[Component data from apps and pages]
>>>>

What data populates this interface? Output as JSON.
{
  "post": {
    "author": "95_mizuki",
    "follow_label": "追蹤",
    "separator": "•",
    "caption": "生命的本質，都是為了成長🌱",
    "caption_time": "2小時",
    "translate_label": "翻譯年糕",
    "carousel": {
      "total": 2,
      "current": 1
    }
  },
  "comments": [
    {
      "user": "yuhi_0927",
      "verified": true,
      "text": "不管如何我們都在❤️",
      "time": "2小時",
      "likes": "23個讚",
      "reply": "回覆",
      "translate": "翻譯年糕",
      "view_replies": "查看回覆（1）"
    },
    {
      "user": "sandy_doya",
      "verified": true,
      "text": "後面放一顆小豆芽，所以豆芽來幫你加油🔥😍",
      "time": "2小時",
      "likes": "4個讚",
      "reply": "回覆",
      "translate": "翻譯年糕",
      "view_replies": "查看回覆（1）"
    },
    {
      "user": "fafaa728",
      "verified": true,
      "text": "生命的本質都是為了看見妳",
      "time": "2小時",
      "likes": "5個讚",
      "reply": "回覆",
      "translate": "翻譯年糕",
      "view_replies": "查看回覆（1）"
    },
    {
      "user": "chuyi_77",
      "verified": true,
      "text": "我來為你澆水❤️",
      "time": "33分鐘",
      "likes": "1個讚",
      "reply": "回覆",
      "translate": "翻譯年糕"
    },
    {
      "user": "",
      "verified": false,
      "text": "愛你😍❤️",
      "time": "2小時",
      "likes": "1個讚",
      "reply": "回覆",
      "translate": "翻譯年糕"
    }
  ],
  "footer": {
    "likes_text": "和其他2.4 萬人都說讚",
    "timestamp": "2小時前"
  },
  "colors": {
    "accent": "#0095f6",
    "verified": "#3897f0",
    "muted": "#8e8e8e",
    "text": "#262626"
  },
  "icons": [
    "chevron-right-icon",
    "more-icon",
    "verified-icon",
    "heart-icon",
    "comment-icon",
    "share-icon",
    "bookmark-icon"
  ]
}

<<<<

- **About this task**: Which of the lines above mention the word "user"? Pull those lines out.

- **Finished task**:
      "user": "yuhi_0927",
      "user": "sandy_doya",
      "user": "fafaa728",
      "user": "chuyi_77",
      "user": "",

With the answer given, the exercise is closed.